Above, Principal Ed Trimis rehearses with the cast of ‘Real Life: A 25-Year Musical Revival’ at Legacy Visual and Performing Arts High School.
Drama students at Legacy Visual and Performing Arts High School in South Gate took an emotional trip down memory lane with the recent production of “Real Life: A 25-Year Musical Revival,” an updated version of a musical that Principal Ed Trimis wrote while he was teaching at Huntington Park High School in 1993.
The original musical that Trimis produced during the early years of his career was based on monologues his students at Huntington Park High wrote about their life experiences. Many of those roles were included in the revival, along with new characters and songs that reflect the challenges and triumphs facing students at VAPA.
“It really is probably the closest to time travel I will ever get,” Trimis said during a recent interview. “Seeing these gifted kids singing songs that were written 25 years ago, I can’t help remember the original cast and that first ‘Real Life’ experience. The stories are really universal – divorce, prejudice, first love, the joy of performance, loss of loved ones. Our VAPA kids are telling their own stories – and stories of the original cast – but, in many cases, they are everyone’s stories.”
A show-within-a-show, “Real Life” depicts students auditioning for an upcoming play in which they have to perform a monologue based on a real-life experience. A cast of seven performers play 21 roles, depicting stories of happiness, heartache, tragedy and enlightenment. Ten songs from the original production and five new numbers complement the stories.
VAPA student Jessica Nava performed “Eighth-grade Graduation by Kuwanda,” recalling a young girl’s happiness as she stood on the brink of adulthood.
“It was when I graduated from junior high school,” Kuwanda says. “I was wearing this gorgeous, flowered gown and, not meaning to brag, but I was stunning! The dress was pale pink with lightly colored flowers. It was sleeveless – my first sleeveless dress, believe it or not – and it only covered half of my back. It was puffy because of all the chiffon in it. I also wore high heels for the first time and carried a matching gold bag. This was the first time I really felt like I was growing up! My parents looked so proud of me…they even bought me carnations! All of the girls looked beautiful. We no longer felt like ‘plain Janes.’ This day was the best day of all my teenage existence!”
She and the cast then sing Tremis’ song titled “Today,” with lyrics that underscore Kuwanda’s aspirations:
“The day comes around when we must get out,
We’re ready, but unsure.
The day’s really here when we’ll spread our wings,
The day when the future is ours.”
“Real Life” was a production of the VAPA Musical Theater Workshop, in which students write original works for musical theater.

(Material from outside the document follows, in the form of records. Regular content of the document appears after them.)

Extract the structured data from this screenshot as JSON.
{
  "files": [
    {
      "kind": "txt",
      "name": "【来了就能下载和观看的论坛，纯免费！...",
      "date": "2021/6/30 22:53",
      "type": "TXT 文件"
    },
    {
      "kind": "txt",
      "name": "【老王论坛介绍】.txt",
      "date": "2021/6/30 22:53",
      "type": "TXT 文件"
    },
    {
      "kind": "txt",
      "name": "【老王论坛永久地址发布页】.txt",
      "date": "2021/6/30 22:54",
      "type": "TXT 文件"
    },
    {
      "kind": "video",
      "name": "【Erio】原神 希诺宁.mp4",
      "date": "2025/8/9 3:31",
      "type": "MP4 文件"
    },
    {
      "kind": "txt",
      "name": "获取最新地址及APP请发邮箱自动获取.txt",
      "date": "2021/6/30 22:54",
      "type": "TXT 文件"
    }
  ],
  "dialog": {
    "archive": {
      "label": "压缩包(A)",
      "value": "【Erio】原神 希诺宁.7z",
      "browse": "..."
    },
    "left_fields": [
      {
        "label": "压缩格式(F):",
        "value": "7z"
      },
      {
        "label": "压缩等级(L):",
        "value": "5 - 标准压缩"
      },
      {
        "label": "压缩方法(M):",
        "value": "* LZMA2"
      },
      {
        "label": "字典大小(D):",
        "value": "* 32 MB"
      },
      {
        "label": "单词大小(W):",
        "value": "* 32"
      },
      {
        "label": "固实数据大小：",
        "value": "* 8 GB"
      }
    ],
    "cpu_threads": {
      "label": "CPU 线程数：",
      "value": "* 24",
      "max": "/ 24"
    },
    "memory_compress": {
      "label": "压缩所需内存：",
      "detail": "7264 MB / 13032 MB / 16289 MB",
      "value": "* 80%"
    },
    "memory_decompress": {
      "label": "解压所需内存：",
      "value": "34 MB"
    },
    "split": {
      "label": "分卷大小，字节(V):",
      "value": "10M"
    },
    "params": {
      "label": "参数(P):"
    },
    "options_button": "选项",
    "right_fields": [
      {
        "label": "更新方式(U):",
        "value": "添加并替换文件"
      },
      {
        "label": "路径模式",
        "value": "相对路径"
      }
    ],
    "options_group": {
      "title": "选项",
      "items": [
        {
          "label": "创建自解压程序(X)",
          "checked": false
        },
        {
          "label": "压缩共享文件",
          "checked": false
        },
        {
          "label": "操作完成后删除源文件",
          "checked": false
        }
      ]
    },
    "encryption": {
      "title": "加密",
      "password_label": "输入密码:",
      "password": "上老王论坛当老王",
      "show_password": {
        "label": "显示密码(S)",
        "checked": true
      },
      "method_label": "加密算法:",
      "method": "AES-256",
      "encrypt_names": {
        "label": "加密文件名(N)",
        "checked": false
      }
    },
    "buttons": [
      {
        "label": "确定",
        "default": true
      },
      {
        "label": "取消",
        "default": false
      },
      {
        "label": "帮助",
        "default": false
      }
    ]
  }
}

Maria Hernandez joined the after-school playwriting program as a sophomore and quickly found her niche. As a junior, she and classmate Jessica Nava co-produced “Real Life” with Trimis and also performed in the musical. At the same time, they wrote “Grandma’s Keeper,” which will be produced at VAPA next year.

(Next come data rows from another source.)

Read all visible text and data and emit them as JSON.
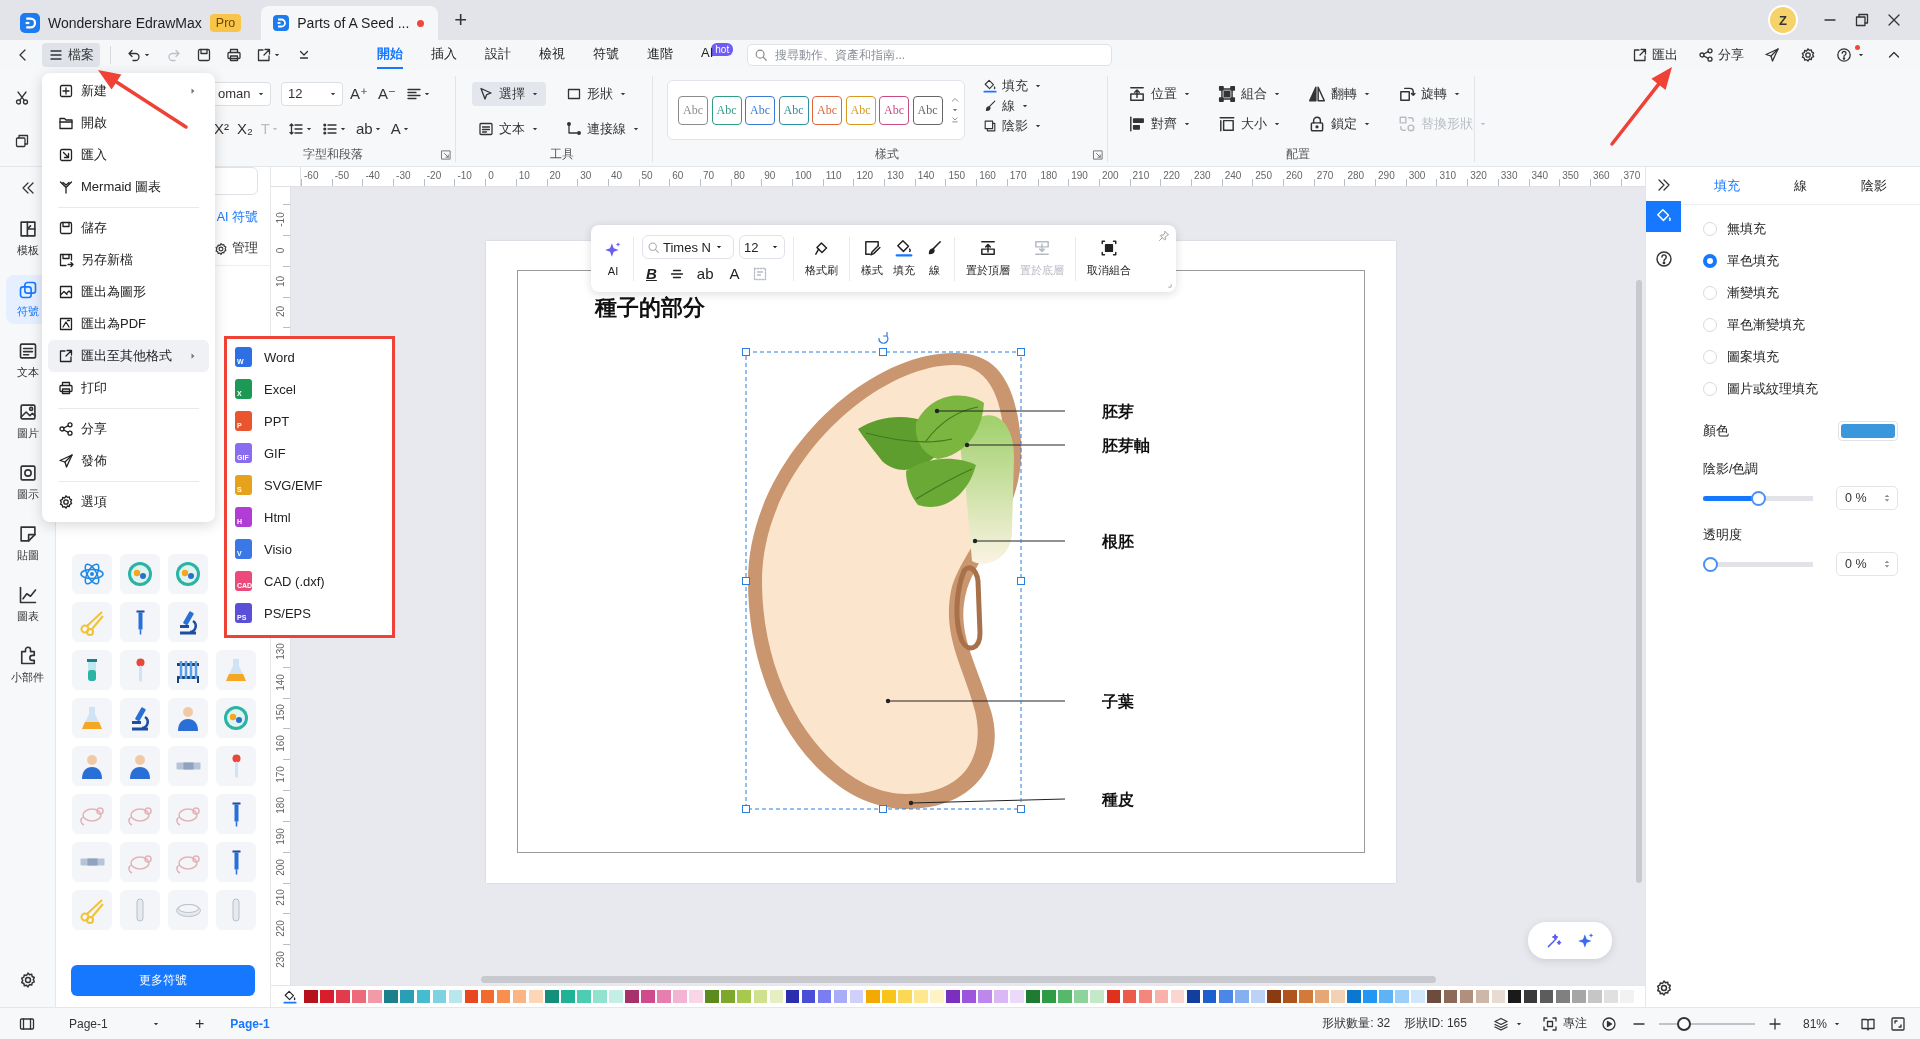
{
  "title_bar": {
    "tabs": [
      {
        "kind": "home",
        "title": "Wondershare EdrawMax",
        "badge": "Pro",
        "selected": false
      },
      {
        "kind": "document",
        "title": "Parts of A Seed ...",
        "unsaved": true,
        "selected": true
      }
    ],
    "new_tab": "+",
    "avatar": "Z"
  },
  "toolbar": {
    "file_button": {
      "label": "檔案",
      "selected": true
    },
    "redo_disabled": true,
    "tabs": [
      {
        "label": "開始",
        "selected": true
      },
      {
        "label": "插入",
        "selected": false
      },
      {
        "label": "設計",
        "selected": false
      },
      {
        "label": "檢視",
        "selected": false
      },
      {
        "label": "符號",
        "selected": false
      },
      {
        "label": "進階",
        "selected": false
      },
      {
        "label": "AI",
        "badge": "hot",
        "selected": false
      }
    ],
    "search": {
      "placeholder": "搜尋動作、資產和指南..."
    },
    "export": "匯出",
    "share": "分享",
    "help_notification": true
  },
  "ribbon": {
    "font": {
      "font_name": "oman",
      "font_size": "12",
      "grow": "A⁺",
      "shrink": "A⁻",
      "superscript": "X²",
      "subscript": "X₂",
      "text_effect": {
        "glyph": "T",
        "disabled": true
      },
      "case": "ab",
      "font_color": "A",
      "group_label": "字型和段落"
    },
    "tools": {
      "items": [
        {
          "label": "選擇",
          "selected": true
        },
        {
          "label": "形狀",
          "selected": false
        },
        {
          "label": "文本",
          "selected": false
        },
        {
          "label": "連接線",
          "selected": false
        }
      ],
      "group_label": "工具"
    },
    "styles": {
      "swatches": [
        {
          "label": "Abc",
          "color": "#8c8c8c"
        },
        {
          "label": "Abc",
          "color": "#2e9e84"
        },
        {
          "label": "Abc",
          "color": "#3a7bd5"
        },
        {
          "label": "Abc",
          "color": "#2a8fa0"
        },
        {
          "label": "Abc",
          "color": "#e0663a"
        },
        {
          "label": "Abc",
          "color": "#d99a22"
        },
        {
          "label": "Abc",
          "color": "#c84a86"
        },
        {
          "label": "Abc",
          "color": "#666666"
        }
      ],
      "group_label": "樣式"
    },
    "format": [
      "填充",
      "線",
      "陰影"
    ],
    "arrange": {
      "items": [
        {
          "label": "位置",
          "disabled": false
        },
        {
          "label": "組合",
          "disabled": false
        },
        {
          "label": "翻轉",
          "disabled": false
        },
        {
          "label": "旋轉",
          "disabled": false
        },
        {
          "label": "對齊",
          "disabled": false
        },
        {
          "label": "大小",
          "disabled": false
        },
        {
          "label": "鎖定",
          "disabled": false
        },
        {
          "label": "替換形狀",
          "disabled": true
        }
      ],
      "group_label": "配置"
    }
  },
  "left_rail": {
    "items": [
      {
        "label": "模板",
        "selected": false
      },
      {
        "label": "符號",
        "selected": true
      },
      {
        "label": "文本",
        "selected": false
      },
      {
        "label": "圖片",
        "selected": false
      },
      {
        "label": "圖示",
        "selected": false
      },
      {
        "label": "貼圖",
        "selected": false
      },
      {
        "label": "圖表",
        "selected": false
      },
      {
        "label": "小部件",
        "selected": false
      }
    ]
  },
  "symbol_panel": {
    "ai_link": "AI 符號",
    "manage": "管理",
    "more_button": "更多符號"
  },
  "file_menu": {
    "groups": [
      [
        {
          "label": "新建",
          "has_submenu": true,
          "selected": false
        },
        {
          "label": "開啟",
          "has_submenu": false,
          "selected": false
        },
        {
          "label": "匯入",
          "has_submenu": false,
          "selected": false
        },
        {
          "label": "Mermaid 圖表",
          "has_submenu": false,
          "selected": false
        }
      ],
      [
        {
          "label": "儲存",
          "has_submenu": false,
          "selected": false
        },
        {
          "label": "另存新檔",
          "has_submenu": false,
          "selected": false
        },
        {
          "label": "匯出為圖形",
          "has_submenu": false,
          "selected": false
        },
        {
          "label": "匯出為PDF",
          "has_submenu": false,
          "selected": false
        },
        {
          "label": "匯出至其他格式",
          "has_submenu": true,
          "selected": true
        },
        {
          "label": "打印",
          "has_submenu": false,
          "selected": false
        }
      ],
      [
        {
          "label": "分享",
          "has_submenu": false,
          "selected": false
        },
        {
          "label": "發佈",
          "has_submenu": false,
          "selected": false
        }
      ],
      [
        {
          "label": "選項",
          "has_submenu": false,
          "selected": false
        }
      ]
    ]
  },
  "export_submenu": {
    "items": [
      {
        "label": "Word",
        "icon_text": "W",
        "color": "#2f6fe4"
      },
      {
        "label": "Excel",
        "icon_text": "X",
        "color": "#1c9a55"
      },
      {
        "label": "PPT",
        "icon_text": "P",
        "color": "#e8552e"
      },
      {
        "label": "GIF",
        "icon_text": "GIF",
        "color": "#8a6cf0"
      },
      {
        "label": "SVG/EMF",
        "icon_text": "S",
        "color": "#e6a21c"
      },
      {
        "label": "Html",
        "icon_text": "H",
        "color": "#b23cd6"
      },
      {
        "label": "Visio",
        "icon_text": "V",
        "color": "#3a78e8"
      },
      {
        "label": "CAD (.dxf)",
        "icon_text": "CAD",
        "color": "#ec4a7a"
      },
      {
        "label": "PS/EPS",
        "icon_text": "PS",
        "color": "#5a4fd8"
      }
    ]
  },
  "horizontal_ruler": [
    "-60",
    "-50",
    "-40",
    "-30",
    "-20",
    "-10",
    "0",
    "10",
    "20",
    "30",
    "40",
    "50",
    "60",
    "70",
    "80",
    "90",
    "100",
    "110",
    "120",
    "130",
    "140",
    "150",
    "160",
    "170",
    "180",
    "190",
    "200",
    "210",
    "220",
    "230",
    "240",
    "250",
    "260",
    "270",
    "280",
    "290",
    "300",
    "310",
    "320",
    "330",
    "340",
    "350",
    "360",
    "370"
  ],
  "vertical_ruler": {
    "upper": [
      "-10",
      "0",
      "10",
      "20"
    ],
    "lower": [
      "130",
      "140",
      "150",
      "160",
      "170",
      "180",
      "190",
      "200",
      "210",
      "220",
      "230"
    ]
  },
  "floating_toolbar": {
    "ai": "AI",
    "font": "Times N",
    "size": "12",
    "bold": "B",
    "case": "ab",
    "font_color": "A",
    "actions": [
      {
        "label": "格式刷",
        "disabled": false
      },
      {
        "label": "樣式",
        "disabled": false
      },
      {
        "label": "填充",
        "disabled": false
      },
      {
        "label": "線",
        "disabled": false
      },
      {
        "label": "置於頂層",
        "disabled": false
      },
      {
        "label": "置於底層",
        "disabled": true
      },
      {
        "label": "取消組合",
        "disabled": false
      }
    ]
  },
  "diagram": {
    "title": "種子的部分",
    "selected": true,
    "labels": [
      "胚芽",
      "胚芽軸",
      "根胚",
      "子葉",
      "種皮"
    ]
  },
  "right_panel": {
    "tabs": [
      {
        "label": "填充",
        "selected": true
      },
      {
        "label": "線",
        "selected": false
      },
      {
        "label": "陰影",
        "selected": false
      }
    ],
    "fill_options": [
      {
        "label": "無填充",
        "selected": false
      },
      {
        "label": "單色填充",
        "selected": true
      },
      {
        "label": "漸變填充",
        "selected": false
      },
      {
        "label": "單色漸變填充",
        "selected": false
      },
      {
        "label": "圖案填充",
        "selected": false
      },
      {
        "label": "圖片或紋理填充",
        "selected": false
      }
    ],
    "color": {
      "label": "顏色",
      "color": "#3b97dc"
    },
    "shade": {
      "label": "陰影/色調",
      "level": 0.5,
      "reading": "0 %"
    },
    "transparency": {
      "label": "透明度",
      "level": 0,
      "reading": "0 %"
    }
  },
  "palette": [
    {
      "color": "#b5121b"
    },
    {
      "color": "#d81e2c"
    },
    {
      "color": "#e03c4b"
    },
    {
      "color": "#ec6a7a"
    },
    {
      "color": "#f29aa8"
    },
    {
      "color": "#1b7f8c"
    },
    {
      "color": "#2a9fb3"
    },
    {
      "color": "#45bcd0"
    },
    {
      "color": "#7fd3e0"
    },
    {
      "color": "#b8e8ee"
    },
    {
      "color": "#e8471f"
    },
    {
      "color": "#f26a2e"
    },
    {
      "color": "#f7904f"
    },
    {
      "color": "#fbb584"
    },
    {
      "color": "#fdd6b8"
    },
    {
      "color": "#14907a"
    },
    {
      "color": "#1fb295"
    },
    {
      "color": "#4fcdb3"
    },
    {
      "color": "#92e2d0"
    },
    {
      "color": "#c4efe6"
    },
    {
      "color": "#a8306b"
    },
    {
      "color": "#cf4b8b"
    },
    {
      "color": "#e67fb0"
    },
    {
      "color": "#f2b4d2"
    },
    {
      "color": "#f8d6e6"
    },
    {
      "color": "#5b8a1d"
    },
    {
      "color": "#7ea82c"
    },
    {
      "color": "#a9c94e"
    },
    {
      "color": "#cfe08f"
    },
    {
      "color": "#e6efc1"
    },
    {
      "color": "#2b2fae"
    },
    {
      "color": "#4a4ed6"
    },
    {
      "color": "#7b7ef0"
    },
    {
      "color": "#a9acf6"
    },
    {
      "color": "#d0d1fb"
    },
    {
      "color": "#f2a900"
    },
    {
      "color": "#f8c41c"
    },
    {
      "color": "#fbd956"
    },
    {
      "color": "#fde88f"
    },
    {
      "color": "#fef3c5"
    },
    {
      "color": "#7b2fbf"
    },
    {
      "color": "#9c55dc"
    },
    {
      "color": "#bd88ec"
    },
    {
      "color": "#d9b8f5"
    },
    {
      "color": "#ecdafb"
    },
    {
      "color": "#1f7a32"
    },
    {
      "color": "#2f9c45"
    },
    {
      "color": "#56b96a"
    },
    {
      "color": "#8fd39c"
    },
    {
      "color": "#c3e9c9"
    },
    {
      "color": "#e0301e"
    },
    {
      "color": "#ec5a4a"
    },
    {
      "color": "#f3877b"
    },
    {
      "color": "#f8b2a9"
    },
    {
      "color": "#fbd6d1"
    },
    {
      "color": "#123f9e"
    },
    {
      "color": "#1e5fcf"
    },
    {
      "color": "#4a87e8"
    },
    {
      "color": "#84aff1"
    },
    {
      "color": "#bcd3f7"
    },
    {
      "color": "#8a3b12"
    },
    {
      "color": "#b0541d"
    },
    {
      "color": "#d27a3a"
    },
    {
      "color": "#e6a774"
    },
    {
      "color": "#f3d2b3"
    },
    {
      "color": "#0a78d1"
    },
    {
      "color": "#2196f3"
    },
    {
      "color": "#5db3f6"
    },
    {
      "color": "#9ccff9"
    },
    {
      "color": "#d1e8fc"
    },
    {
      "color": "#6d4c3d"
    },
    {
      "color": "#8d6a58"
    },
    {
      "color": "#b08f7d"
    },
    {
      "color": "#cfb7a8"
    },
    {
      "color": "#e8dbd2"
    },
    {
      "color": "#1a1a1a"
    },
    {
      "color": "#3a3a3a"
    },
    {
      "color": "#5c5c5c"
    },
    {
      "color": "#808080"
    },
    {
      "color": "#a6a6a6"
    },
    {
      "color": "#c6c6c6"
    },
    {
      "color": "#e0e0e0"
    },
    {
      "color": "#f2f2f2"
    }
  ],
  "status_bar": {
    "page_selector": "Page-1",
    "add_page": "+",
    "pages": [
      {
        "label": "Page-1",
        "selected": true
      }
    ],
    "shape_count": "形狀數量: 32",
    "shape_id": "形狀ID: 165",
    "focus": "專注",
    "zoom": {
      "level": 0.22,
      "reading": "81%"
    }
  }
}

”Writing monologues about my happiest and or saddest days in my life was fairly easy,” Hernandez said.
Nava portrayed five characters in “Real Life,” including one named Christy, whose parents broke up on her 14th birthday. She was thrilled when, on the night of the production, she got to meet Christina Nandino, who had played Christy in the 1993 musical and came to watch the revival.
“When you said my monologue and sang the song, I started to cry,” Nandino told Nava. “It immediately brought me back to that day, that moment, on my 14th birthday and to the ‘Real Life’ production in 1993.”